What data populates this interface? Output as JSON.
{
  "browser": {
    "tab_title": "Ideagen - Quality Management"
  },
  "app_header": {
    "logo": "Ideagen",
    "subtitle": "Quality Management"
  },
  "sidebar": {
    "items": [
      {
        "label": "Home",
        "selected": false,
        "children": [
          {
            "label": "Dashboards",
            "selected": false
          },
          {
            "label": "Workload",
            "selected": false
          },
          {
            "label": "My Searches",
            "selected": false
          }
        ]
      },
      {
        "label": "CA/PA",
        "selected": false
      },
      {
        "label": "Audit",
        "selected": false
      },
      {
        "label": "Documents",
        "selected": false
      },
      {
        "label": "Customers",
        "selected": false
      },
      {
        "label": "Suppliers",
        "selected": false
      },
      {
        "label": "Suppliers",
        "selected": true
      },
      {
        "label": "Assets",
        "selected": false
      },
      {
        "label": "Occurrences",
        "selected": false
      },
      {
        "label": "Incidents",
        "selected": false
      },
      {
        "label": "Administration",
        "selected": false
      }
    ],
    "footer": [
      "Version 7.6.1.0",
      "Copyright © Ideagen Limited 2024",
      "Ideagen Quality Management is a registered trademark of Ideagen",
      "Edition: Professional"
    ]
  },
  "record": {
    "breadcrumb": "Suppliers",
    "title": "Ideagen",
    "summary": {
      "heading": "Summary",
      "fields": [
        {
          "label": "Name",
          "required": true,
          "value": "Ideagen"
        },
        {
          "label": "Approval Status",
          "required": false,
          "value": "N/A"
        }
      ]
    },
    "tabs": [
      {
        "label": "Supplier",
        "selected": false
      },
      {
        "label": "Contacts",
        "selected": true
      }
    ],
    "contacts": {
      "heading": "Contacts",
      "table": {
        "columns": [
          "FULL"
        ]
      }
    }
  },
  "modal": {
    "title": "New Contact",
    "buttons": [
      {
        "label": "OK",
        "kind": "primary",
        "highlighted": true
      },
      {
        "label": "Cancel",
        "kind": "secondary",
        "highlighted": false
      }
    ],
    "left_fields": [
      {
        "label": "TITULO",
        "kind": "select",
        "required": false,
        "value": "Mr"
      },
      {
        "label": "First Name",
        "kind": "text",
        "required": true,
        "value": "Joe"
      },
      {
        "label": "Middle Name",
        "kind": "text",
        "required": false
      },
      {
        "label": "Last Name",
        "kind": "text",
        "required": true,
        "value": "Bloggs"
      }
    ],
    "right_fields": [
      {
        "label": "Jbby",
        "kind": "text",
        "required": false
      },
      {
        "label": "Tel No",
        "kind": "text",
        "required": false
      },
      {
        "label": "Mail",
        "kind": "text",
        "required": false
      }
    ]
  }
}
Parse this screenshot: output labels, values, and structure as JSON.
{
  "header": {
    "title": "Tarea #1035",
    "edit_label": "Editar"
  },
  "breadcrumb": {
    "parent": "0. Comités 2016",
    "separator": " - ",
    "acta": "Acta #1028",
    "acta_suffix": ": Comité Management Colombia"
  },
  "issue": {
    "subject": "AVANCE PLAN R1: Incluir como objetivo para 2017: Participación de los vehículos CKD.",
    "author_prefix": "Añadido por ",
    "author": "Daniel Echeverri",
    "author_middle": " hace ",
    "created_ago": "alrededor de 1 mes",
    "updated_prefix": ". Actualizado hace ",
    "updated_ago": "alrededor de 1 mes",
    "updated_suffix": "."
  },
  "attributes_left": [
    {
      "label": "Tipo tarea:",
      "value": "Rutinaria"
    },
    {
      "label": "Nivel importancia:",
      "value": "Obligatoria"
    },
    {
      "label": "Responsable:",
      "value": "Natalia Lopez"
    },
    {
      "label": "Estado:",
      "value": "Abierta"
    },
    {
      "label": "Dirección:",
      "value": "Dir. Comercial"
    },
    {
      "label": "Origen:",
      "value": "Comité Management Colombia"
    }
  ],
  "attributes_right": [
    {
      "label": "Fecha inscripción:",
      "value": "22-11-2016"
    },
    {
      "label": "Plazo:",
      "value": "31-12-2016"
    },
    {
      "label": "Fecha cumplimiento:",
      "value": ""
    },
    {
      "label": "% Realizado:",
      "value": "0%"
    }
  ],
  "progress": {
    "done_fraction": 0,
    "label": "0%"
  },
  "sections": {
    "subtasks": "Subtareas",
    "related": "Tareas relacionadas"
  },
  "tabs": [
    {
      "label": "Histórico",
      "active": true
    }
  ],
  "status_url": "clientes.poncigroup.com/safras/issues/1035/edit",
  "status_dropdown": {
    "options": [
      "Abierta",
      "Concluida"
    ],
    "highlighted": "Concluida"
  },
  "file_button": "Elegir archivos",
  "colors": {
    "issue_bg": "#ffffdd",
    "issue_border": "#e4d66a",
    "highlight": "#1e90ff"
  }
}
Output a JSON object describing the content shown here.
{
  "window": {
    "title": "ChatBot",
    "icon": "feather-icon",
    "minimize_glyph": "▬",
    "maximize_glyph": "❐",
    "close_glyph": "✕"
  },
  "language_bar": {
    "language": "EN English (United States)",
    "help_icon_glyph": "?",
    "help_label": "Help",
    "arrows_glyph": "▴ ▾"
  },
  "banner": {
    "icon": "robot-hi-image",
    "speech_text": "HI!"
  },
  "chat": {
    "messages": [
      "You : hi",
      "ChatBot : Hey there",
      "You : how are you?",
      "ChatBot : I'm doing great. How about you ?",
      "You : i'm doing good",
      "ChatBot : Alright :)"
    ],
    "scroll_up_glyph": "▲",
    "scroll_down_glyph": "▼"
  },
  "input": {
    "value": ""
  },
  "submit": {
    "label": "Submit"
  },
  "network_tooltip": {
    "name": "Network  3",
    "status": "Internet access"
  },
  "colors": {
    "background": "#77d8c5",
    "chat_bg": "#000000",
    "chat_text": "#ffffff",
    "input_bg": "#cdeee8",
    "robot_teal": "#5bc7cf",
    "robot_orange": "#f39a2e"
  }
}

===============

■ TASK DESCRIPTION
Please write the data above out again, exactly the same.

■ ANSWER BOX
What data populates this interface? Output as JSON.
{
  "browser": {
    "tab_title": "Ideagen - Quality Management"
  },
  "app_header": {
    "logo": "Ideagen",
    "subtitle": "Quality Management"
  },
  "sidebar": {
    "items": [
      {
        "label": "Home",
        "selected": false,
        "children": [
          {
            "label": "Dashboards",
            "selected": false
          },
          {
            "label": "Workload",
            "selected": false
          },
          {
            "label": "My Searches",
            "selected": false
          }
        ]
      },
      {
        "label": "CA/PA",
        "selected": false
      },
      {
        "label": "Audit",
        "selected": false
      },
      {
        "label": "Documents",
        "selected": false
      },
      {
        "label": "Customers",
        "selected": false
      },
      {
        "label": "Suppliers",
        "selected": false
      },
      {
        "label": "Suppliers",
        "selected": true
      },
      {
        "label": "Assets",
        "selected": false
      },
      {
        "label": "Occurrences",
        "selected": false
      },
      {
        "label": "Incidents",
        "selected": false
      },
      {
        "label": "Administration",
        "selected": false
      }
    ],
    "footer": [
      "Version 7.6.1.0",
      "Copyright © Ideagen Limited 2024",
      "Ideagen Quality Management is a registered trademark of Ideagen",
      "Edition: Professional"
    ]
  },
  "record": {
    "breadcrumb": "Suppliers",
    "title": "Ideagen",
    "summary": {
      "heading": "Summary",
      "fields": [
        {
          "label": "Name",
          "required": true,
          "value": "Ideagen"
        },
        {
          "label": "Approval Status",
          "required": false,
          "value": "N/A"
        }
      ]
    },
    "tabs": [
      {
        "label": "Supplier",
        "selected": false
      },
      {
        "label": "Contacts",
        "selected": true
      }
    ],
    "contacts": {
      "heading": "Contacts",
      "table": {
        "columns": [
          "FULL"
        ]
      }
    }
  },
  "modal": {
    "title": "New Contact",
    "buttons": [
      {
        "label": "OK",
        "kind": "primary",
        "highlighted": true
      },
      {
        "label": "Cancel",
        "kind": "secondary",
        "highlighted": false
      }
    ],
    "left_fields": [
      {
        "label": "TITULO",
        "kind": "select",
        "required": false,
        "value": "Mr"
      },
      {
        "label": "First Name",
        "kind": "text",
        "required": true,
        "value": "Joe"
      },
      {
        "label": "Middle Name",
        "kind": "text",
        "required": false
      },
      {
        "label": "Last Name",
        "kind": "text",
        "required": true,
        "value": "Bloggs"
      }
    ],
    "right_fields": [
      {
        "label": "Jbby",
        "kind": "text",
        "required": false
      },
      {
        "label": "Tel No",
        "kind": "text",
        "required": false
      },
      {
        "label": "Mail",
        "kind": "text",
        "required": false
      }
    ]
  }
}
Parse this screenshot: output labels, values, and structure as JSON.
{
  "header": {
    "title": "Tarea #1035",
    "edit_label": "Editar"
  },
  "breadcrumb": {
    "parent": "0. Comités 2016",
    "separator": " - ",
    "acta": "Acta #1028",
    "acta_suffix": ": Comité Management Colombia"
  },
  "issue": {
    "subject": "AVANCE PLAN R1: Incluir como objetivo para 2017: Participación de los vehículos CKD.",
    "author_prefix": "Añadido por ",
    "author": "Daniel Echeverri",
    "author_middle": " hace ",
    "created_ago": "alrededor de 1 mes",
    "updated_prefix": ". Actualizado hace ",
    "updated_ago": "alrededor de 1 mes",
    "updated_suffix": "."
  },
  "attributes_left": [
    {
      "label": "Tipo tarea:",
      "value": "Rutinaria"
    },
    {
      "label": "Nivel importancia:",
      "value": "Obligatoria"
    },
    {
      "label": "Responsable:",
      "value": "Natalia Lopez"
    },
    {
      "label": "Estado:",
      "value": "Abierta"
    },
    {
      "label": "Dirección:",
      "value": "Dir. Comercial"
    },
    {
      "label": "Origen:",
      "value": "Comité Management Colombia"
    }
  ],
  "attributes_right": [
    {
      "label": "Fecha inscripción:",
      "value": "22-11-2016"
    },
    {
      "label": "Plazo:",
      "value": "31-12-2016"
    },
    {
      "label": "Fecha cumplimiento:",
      "value": ""
    },
    {
      "label": "% Realizado:",
      "value": "0%"
    }
  ],
  "progress": {
    "done_fraction": 0,
    "label": "0%"
  },
  "sections": {
    "subtasks": "Subtareas",
    "related": "Tareas relacionadas"
  },
  "tabs": [
    {
      "label": "Histórico",
      "active": true
    }
  ],
  "status_url": "clientes.poncigroup.com/safras/issues/1035/edit",
  "status_dropdown": {
    "options": [
      "Abierta",
      "Concluida"
    ],
    "highlighted": "Concluida"
  },
  "file_button": "Elegir archivos",
  "colors": {
    "issue_bg": "#ffffdd",
    "issue_border": "#e4d66a",
    "highlight": "#1e90ff"
  }
}
Output a JSON object describing the content shown here.
{
  "window": {
    "title": "ChatBot",
    "icon": "feather-icon",
    "minimize_glyph": "▬",
    "maximize_glyph": "❐",
    "close_glyph": "✕"
  },
  "language_bar": {
    "language": "EN English (United States)",
    "help_icon_glyph": "?",
    "help_label": "Help",
    "arrows_glyph": "▴ ▾"
  },
  "banner": {
    "icon": "robot-hi-image",
    "speech_text": "HI!"
  },
  "chat": {
    "messages": [
      "You : hi",
      "ChatBot : Hey there",
      "You : how are you?",
      "ChatBot : I'm doing great. How about you ?",
      "You : i'm doing good",
      "ChatBot : Alright :)"
    ],
    "scroll_up_glyph": "▲",
    "scroll_down_glyph": "▼"
  },
  "input": {
    "value": ""
  },
  "submit": {
    "label": "Submit"
  },
  "network_tooltip": {
    "name": "Network  3",
    "status": "Internet access"
  },
  "colors": {
    "background": "#77d8c5",
    "chat_bg": "#000000",
    "chat_text": "#ffffff",
    "input_bg": "#cdeee8",
    "robot_teal": "#5bc7cf",
    "robot_orange": "#f39a2e"
  }
}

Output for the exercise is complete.